This is all achieved through naturalistic writing and perfect performances. Steven Yeun and Han Ye-ri are perfect as husband and wife. Their characters feel effortlessly real, and while the film doesn’t explore them as much as it could, the life they bring into the characters evokes such believable interior and exterior lives. They have a convincing relationship that is convincing due to the ways in which it is strained in addition to the ways the pair seem suited. Once again, the balance of sadness and joy exists and it is essential to the film’s verisimilitude. We also have the two children, played by Alan Kim and Noel Kate Cho. Alan Kim’s David is the real star of the show. It is a brilliantly directed child performance (writer and director Lee Isaac Chung deserves so much praise for the film’s great successes) and, like everyone else in the film, David is allowed to be charming yet flawed. There is a sadness surrounding David, involving a serious health condition, but – as is always the case – this is placed right next to joy. Our last main character is the grandmother, played by Youn Yuh-jung. She serves as a connection to the past and as a symbol for cultural divides. The idea of a grandmother, what it means in America versus what it may mean elsewhere, is explored through her and her relationship with David is one of the most compelling parts of the film. The two are also the comedic heart of the film and, when it wants to be, Minari is very funny. Like with everything else in Minari, these relationships are just so well evoked. The way the film captures ultra-specific details gives it a sense of humanity and universality that you only ever achieve in this way (where films that go big and try to be universal so often fail).

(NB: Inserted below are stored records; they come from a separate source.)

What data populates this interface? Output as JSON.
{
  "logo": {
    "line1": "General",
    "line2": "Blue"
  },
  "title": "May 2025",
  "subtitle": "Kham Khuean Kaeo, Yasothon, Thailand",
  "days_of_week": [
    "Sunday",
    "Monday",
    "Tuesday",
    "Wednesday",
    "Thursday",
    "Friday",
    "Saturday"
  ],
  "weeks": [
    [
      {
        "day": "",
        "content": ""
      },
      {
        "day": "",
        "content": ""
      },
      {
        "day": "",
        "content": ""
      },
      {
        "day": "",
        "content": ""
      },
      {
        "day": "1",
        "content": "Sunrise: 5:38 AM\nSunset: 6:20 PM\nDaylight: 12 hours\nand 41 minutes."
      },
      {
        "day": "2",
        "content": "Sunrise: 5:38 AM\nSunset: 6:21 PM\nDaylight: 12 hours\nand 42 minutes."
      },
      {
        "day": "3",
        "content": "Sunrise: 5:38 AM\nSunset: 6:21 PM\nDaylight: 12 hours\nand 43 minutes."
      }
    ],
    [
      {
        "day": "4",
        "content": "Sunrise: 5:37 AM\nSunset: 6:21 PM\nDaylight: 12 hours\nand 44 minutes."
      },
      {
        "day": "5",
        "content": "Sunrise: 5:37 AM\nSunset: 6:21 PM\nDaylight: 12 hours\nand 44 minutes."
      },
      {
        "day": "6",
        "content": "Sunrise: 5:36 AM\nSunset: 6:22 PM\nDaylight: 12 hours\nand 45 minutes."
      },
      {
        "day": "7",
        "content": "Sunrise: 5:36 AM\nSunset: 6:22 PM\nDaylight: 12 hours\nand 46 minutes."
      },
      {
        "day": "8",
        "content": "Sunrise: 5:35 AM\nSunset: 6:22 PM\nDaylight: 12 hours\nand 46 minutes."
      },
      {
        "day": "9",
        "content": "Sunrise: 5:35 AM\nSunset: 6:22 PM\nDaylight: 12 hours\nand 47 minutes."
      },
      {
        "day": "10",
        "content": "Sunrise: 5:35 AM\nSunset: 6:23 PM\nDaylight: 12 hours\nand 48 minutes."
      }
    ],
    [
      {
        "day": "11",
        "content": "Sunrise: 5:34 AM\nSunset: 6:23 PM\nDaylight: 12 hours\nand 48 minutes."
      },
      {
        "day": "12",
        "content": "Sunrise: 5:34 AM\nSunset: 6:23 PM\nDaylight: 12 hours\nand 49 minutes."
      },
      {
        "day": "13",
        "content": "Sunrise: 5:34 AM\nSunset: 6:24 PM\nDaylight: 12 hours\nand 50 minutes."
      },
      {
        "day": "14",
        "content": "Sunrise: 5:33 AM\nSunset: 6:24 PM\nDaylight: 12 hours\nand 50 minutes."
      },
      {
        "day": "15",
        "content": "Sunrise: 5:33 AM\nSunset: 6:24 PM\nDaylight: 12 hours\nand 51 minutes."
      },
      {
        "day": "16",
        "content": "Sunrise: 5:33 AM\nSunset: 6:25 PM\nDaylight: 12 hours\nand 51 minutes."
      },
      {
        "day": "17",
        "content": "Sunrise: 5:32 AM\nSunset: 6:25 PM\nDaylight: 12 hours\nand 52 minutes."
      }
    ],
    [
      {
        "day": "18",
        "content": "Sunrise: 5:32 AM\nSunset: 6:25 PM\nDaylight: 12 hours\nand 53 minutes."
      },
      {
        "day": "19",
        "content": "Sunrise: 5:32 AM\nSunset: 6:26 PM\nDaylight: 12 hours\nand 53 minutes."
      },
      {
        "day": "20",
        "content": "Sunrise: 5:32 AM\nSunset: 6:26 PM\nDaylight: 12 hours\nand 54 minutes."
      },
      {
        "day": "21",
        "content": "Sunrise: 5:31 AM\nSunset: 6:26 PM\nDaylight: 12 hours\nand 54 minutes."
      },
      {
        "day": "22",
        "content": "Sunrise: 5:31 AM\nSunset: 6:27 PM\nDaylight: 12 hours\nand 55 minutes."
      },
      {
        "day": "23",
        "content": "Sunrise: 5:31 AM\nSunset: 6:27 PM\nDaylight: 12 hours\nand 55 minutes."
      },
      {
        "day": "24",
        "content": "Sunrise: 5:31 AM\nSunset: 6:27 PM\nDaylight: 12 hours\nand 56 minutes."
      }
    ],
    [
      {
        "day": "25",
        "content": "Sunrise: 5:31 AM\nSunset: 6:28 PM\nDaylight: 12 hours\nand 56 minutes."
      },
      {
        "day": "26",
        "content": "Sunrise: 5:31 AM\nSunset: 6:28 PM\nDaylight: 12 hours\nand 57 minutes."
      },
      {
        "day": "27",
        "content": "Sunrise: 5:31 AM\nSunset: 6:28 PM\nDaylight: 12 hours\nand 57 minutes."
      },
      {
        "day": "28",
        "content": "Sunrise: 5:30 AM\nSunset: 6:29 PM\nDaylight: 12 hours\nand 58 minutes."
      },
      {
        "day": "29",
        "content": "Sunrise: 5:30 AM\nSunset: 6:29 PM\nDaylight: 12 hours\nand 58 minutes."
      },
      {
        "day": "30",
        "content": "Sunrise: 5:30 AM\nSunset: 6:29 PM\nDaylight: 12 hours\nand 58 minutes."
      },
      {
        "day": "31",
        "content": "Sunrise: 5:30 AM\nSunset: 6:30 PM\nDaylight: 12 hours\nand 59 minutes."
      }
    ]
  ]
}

Ultimately, like the crops at the heart of it, Minari perhaps spreads itself too widely, taking up too much ground for the amount it ultimately yields. The film is wonderful but it opens up more interesting details than it ultimately explores. There is an observational style here, and while that observational style allows it to quietly comment on masculinity, religion, duty and much more, it also does not always allow it to delve as deeply as perhaps it could. To an extent, the ideas and performances outrank the execution. And, while I respect how the narrative refuses to bend itself to symbolic contrivance, pushing naturalism at every point, there is a passivity at play. Also, the one point where the film goes for the dramatic does stand out in opposition to the rest of the film. This moment is a very important one, happening right at the end, but it does feel out of place – even if it provides the beat needed to resolve a core conflict. Perhaps Minari takes in its crop too soon, not letting its metaphors develop as beautifully as they could, but by doing this it does give us something very real. Verisimilitude is a hard thing to evoke, especially when the lives depicted may be so far from your own, and Minari achieves this so well.